• **Work instructions**
Read the records beneath this task and copy every line that contains the string "India".

• **Available records**
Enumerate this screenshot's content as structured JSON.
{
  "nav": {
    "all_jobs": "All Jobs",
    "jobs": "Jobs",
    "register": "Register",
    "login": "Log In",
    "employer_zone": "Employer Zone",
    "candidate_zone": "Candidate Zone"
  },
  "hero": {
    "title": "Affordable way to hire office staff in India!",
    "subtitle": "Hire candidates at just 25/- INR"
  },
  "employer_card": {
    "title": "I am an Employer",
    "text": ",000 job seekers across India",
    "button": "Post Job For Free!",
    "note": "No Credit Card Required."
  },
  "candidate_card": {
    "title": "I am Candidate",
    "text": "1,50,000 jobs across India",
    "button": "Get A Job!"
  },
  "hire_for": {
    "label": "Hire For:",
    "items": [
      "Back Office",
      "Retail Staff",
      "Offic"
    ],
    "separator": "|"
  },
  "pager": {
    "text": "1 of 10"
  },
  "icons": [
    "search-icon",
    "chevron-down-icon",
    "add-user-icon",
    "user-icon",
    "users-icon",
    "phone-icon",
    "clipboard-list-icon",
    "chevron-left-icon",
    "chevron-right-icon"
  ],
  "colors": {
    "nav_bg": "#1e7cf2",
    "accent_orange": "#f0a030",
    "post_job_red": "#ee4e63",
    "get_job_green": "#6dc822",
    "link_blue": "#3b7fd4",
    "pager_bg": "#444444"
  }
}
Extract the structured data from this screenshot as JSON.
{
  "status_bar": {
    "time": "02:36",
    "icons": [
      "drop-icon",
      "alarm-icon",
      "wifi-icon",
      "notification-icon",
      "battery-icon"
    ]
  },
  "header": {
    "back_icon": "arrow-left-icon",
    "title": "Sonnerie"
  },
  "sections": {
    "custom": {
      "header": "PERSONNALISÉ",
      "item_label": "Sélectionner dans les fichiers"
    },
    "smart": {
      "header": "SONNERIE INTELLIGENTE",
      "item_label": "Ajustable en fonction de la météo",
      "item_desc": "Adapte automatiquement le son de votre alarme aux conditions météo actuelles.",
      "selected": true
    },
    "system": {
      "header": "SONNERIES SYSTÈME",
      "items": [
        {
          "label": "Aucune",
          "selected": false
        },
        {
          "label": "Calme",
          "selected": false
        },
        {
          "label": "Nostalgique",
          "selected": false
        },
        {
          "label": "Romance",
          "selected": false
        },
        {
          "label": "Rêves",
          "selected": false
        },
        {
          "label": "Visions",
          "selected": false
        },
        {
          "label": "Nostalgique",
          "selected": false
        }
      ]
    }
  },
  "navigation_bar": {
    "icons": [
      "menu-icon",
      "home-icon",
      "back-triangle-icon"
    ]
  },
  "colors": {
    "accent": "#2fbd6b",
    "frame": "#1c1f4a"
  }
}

• **Answer to the exercise**
    "title": "Affordable way to hire office staff in India!",
    "text": ",000 job seekers across India",
    "text": "1,50,000 jobs across India",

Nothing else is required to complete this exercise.